Insurgency was at its peak. I called up to thank Colonel Abhay Trivikram Parnaik, SM, the Commander of the BRTF, for inviting me not knowing then that he would helm the same BRO as a Lieutenant General in times to come. I was a Lieutenant then.
BRO has been quietly strengthening the borders of our country for several decades. Primarily conceived to secure India’s borders and develop infrastructure in distant areas of the north and north-east states of the country, BRO now provides its services in foreign territories like Tajikistan, Afghanistan, Myanmar, and Bhutan, too.
When the Border Security Force (BSF) patrols an area or an Army Shaktiman moves over a border road, with troops on the alert, the efforts of BRO in assuring their effective movement hardly crosses their minds, perhaps due to the colossal operational task which awaits them.
The factors related to the work of the BRO and its execution brings to my mind the title of Dr Kiran Bedi’s autobiography- ‘I Dare’. It can be aptly said that BRO works where others shirk.
Basic necessities are rare luxuries in areas where BRO gives finishing touches to tasks that form an integral part of our history. Water used for general purpose is fetched from as far as 35 kms and potable water is courtesy a countryside waterfall. The nearest telephone is some 30 kms away and sometimes you don’t come across even a dog or a crow. Availability of newspapers is ruled out.
The huge quantities of dust on the way and at the work site, especially in scorching summers, ensures that personnel visit the Medical Inspection(MI) room often to deal with allergic bronchitis or farmers`lungs or helminthiasis or commonly known sweethearts such as chicken pox and pneumonia apart from water-borne diseases like cholera.
Malaria is another disease which has taken its toll on the BRO especially in outlying areas like Tripura where it has turned into an epidemic. The yearly malarial season lasts from March till October which constitutes 67 per cent of the working year in Tripura. The far-flung interiors of the workplace, great distances and lack of readily available transportation makes evacuation of patients a tedious, painful and prolonged process, resulting in some untimely deaths, too.
The condition of vehicles deteriorates everyday through constant wear and tear due to the continuous movement on virgin stretches – a compulsion to achieve targets within the stipulated period. A vehicle going sick creates additional pressure of covering vast areas with equipment on foot.

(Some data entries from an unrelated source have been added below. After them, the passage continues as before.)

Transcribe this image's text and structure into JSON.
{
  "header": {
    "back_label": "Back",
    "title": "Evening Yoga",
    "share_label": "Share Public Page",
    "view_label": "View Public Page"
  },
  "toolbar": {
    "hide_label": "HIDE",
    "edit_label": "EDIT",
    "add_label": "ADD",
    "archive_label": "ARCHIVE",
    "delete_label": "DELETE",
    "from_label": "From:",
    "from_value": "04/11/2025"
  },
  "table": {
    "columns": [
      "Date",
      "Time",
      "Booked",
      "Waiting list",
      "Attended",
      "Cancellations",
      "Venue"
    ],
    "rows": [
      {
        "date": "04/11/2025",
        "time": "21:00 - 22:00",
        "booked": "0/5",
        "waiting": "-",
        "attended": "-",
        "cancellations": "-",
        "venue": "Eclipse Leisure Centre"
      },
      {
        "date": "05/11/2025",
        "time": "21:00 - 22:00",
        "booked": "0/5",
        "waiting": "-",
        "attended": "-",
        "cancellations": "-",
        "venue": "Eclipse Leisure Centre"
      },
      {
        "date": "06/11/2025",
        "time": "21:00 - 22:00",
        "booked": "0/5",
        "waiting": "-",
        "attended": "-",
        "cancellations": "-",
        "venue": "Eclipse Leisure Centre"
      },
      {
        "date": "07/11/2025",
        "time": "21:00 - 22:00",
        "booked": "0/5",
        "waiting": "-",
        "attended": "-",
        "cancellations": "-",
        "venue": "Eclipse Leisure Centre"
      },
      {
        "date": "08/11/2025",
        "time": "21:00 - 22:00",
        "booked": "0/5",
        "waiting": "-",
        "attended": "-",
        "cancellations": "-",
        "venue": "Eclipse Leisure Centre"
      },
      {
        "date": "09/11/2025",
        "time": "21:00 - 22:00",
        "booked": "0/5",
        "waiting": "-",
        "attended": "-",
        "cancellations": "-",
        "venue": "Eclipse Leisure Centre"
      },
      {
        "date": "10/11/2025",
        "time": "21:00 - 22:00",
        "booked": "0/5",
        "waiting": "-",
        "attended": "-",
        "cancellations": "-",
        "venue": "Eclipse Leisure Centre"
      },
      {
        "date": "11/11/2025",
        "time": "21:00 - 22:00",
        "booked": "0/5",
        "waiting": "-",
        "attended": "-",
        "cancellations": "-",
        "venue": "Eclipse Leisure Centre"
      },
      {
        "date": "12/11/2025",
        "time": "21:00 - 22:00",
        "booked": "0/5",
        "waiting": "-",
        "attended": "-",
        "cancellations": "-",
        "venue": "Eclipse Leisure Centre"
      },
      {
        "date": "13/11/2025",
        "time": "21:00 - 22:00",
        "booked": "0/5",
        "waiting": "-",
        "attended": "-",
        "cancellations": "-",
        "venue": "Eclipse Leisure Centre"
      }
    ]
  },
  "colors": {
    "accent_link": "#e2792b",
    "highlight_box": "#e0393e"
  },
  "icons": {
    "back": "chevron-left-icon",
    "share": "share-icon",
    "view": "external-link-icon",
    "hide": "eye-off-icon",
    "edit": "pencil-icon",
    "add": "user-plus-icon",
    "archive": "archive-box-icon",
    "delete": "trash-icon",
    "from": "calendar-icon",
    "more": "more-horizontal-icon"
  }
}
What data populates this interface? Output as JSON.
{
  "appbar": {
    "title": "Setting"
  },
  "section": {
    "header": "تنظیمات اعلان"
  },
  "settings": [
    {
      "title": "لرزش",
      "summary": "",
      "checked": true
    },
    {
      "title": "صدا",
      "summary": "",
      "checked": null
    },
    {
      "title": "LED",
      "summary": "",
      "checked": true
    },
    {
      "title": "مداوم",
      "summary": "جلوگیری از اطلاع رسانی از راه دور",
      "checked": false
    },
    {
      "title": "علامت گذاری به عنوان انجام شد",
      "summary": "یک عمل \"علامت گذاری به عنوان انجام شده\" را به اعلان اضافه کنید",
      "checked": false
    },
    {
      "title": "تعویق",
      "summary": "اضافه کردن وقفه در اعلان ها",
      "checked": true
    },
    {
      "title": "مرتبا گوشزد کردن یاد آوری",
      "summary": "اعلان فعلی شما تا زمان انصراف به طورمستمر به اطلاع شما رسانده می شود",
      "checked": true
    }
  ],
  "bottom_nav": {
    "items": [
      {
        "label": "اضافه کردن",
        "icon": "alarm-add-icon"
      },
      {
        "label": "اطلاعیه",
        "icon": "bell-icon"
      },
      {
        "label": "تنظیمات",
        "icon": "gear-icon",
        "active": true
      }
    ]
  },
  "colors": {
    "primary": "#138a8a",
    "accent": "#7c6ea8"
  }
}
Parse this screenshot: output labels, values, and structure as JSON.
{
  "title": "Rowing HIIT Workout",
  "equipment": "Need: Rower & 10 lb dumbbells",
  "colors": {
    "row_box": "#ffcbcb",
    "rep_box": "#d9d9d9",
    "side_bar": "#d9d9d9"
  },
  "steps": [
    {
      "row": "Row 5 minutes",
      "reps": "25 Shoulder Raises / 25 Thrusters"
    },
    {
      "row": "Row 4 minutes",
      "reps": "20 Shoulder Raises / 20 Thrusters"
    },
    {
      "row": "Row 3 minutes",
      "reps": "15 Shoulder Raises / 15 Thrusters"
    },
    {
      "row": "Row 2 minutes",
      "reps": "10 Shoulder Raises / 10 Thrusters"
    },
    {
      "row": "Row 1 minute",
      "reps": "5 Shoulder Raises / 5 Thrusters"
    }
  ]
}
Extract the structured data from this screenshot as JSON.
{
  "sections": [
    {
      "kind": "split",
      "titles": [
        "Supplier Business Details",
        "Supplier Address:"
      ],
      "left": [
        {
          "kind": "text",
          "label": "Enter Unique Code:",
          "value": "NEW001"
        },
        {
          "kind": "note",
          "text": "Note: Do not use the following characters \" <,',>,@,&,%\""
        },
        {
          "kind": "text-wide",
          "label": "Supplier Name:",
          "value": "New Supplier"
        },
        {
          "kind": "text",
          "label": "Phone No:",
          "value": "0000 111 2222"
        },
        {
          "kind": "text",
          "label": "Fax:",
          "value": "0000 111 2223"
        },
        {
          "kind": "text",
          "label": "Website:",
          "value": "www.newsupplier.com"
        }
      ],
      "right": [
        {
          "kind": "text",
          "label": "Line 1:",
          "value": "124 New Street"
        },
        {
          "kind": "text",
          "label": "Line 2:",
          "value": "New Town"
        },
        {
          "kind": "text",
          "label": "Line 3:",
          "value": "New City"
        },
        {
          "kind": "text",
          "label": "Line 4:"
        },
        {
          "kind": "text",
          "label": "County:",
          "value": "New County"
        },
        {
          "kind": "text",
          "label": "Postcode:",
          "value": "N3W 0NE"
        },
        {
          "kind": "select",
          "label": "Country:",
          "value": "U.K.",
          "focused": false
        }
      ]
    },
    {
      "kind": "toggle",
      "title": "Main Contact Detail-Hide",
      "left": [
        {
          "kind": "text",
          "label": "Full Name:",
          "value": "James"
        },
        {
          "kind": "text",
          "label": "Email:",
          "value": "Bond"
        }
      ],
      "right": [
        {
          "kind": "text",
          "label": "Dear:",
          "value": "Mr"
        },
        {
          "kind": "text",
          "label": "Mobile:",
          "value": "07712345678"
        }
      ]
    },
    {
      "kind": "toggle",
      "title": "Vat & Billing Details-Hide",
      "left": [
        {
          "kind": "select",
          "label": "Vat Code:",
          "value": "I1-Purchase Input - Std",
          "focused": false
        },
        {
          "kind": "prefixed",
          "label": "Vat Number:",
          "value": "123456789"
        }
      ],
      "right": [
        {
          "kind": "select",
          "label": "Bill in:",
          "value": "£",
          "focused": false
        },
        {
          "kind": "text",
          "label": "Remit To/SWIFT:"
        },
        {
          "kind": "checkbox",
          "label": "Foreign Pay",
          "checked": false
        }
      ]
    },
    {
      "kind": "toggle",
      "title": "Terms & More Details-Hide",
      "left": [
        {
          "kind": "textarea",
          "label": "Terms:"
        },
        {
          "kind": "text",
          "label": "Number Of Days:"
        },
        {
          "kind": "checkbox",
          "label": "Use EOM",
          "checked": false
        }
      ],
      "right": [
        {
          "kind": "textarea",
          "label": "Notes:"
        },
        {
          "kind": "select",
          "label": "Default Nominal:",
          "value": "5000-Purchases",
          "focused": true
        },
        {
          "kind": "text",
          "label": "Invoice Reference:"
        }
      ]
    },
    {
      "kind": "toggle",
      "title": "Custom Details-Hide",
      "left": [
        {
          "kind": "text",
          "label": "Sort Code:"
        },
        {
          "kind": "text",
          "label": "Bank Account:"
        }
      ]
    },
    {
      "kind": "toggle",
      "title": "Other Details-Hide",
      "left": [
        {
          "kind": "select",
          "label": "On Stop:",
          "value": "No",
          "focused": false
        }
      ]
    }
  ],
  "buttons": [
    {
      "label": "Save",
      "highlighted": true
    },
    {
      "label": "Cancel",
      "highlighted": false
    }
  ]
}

Another factor which regularly haunts their job is the presence of anti-national elements (ANEs). ANEs detest anything which affects their mission and building a foundation for smooth movement of our armed forces, near borders, is one thing which deprives them of their right of trespass.
Tripura has 847 km of porous border. In a few areas where militancy is more of a farce in the mask of extortion by way of kidnappings and hooliganism, the amount of money involved in BRO projects makes for a tempting proposition.
Threats, hence, often shadow BRO. The routine coercion either finds ransom or casualties. BRO`s history would be incomplete without the blood and sweat of its dedicated work force. Their sacrifice is no less than that of our Armed Forces but as they say, the show must go on.
Family life is a critical area of concern. The lack of decent and/or ample accommodation makes it nearly impossible for BRO personnel particularly at supervisory level and below to enjoy the closeness of their kith and kin; dependent parents are ruled out altogether.
The nature of duties, the location of work, unavailability of proper electricity and poor water supply multiplies their woes and leaves them with hardly any provision of accommodating their families.
Moreover, the official supply of fresh rations sometimes take four days to reach the detachments, which defeats the very objective of ‘thrice weekly fresh supply’. In areas like Tripura, there is paucity of standard schools which make matters worse for their children. To top it all, they enjoy only 30 days of annual leave, 12 days of casual leave & 15 days of half-paid leave.
However, there is always a silver lining beyond dark skies. The Government of India and the people of this great nation have always relied upon BRO for quick execution of quality work-a reason why jobs given to it have grown -and have reposed their faith in the organisation and its efficiency.
BRO does walk the talk, as it has always given its best and depicted true dedication to its task. BRO just needs to ensure that welfare of its personnel does not take a back seat due to the ever-increasing workload.
I often smiled when I glanced at one of the quotes in the 80 kg tent office of 78 Road Construction Company (RCC) in that remote part of India called Tripura – ‘Impossible may take a little time, Difficult shall be done immediately’.
The writer is a former Major of the Indian Army.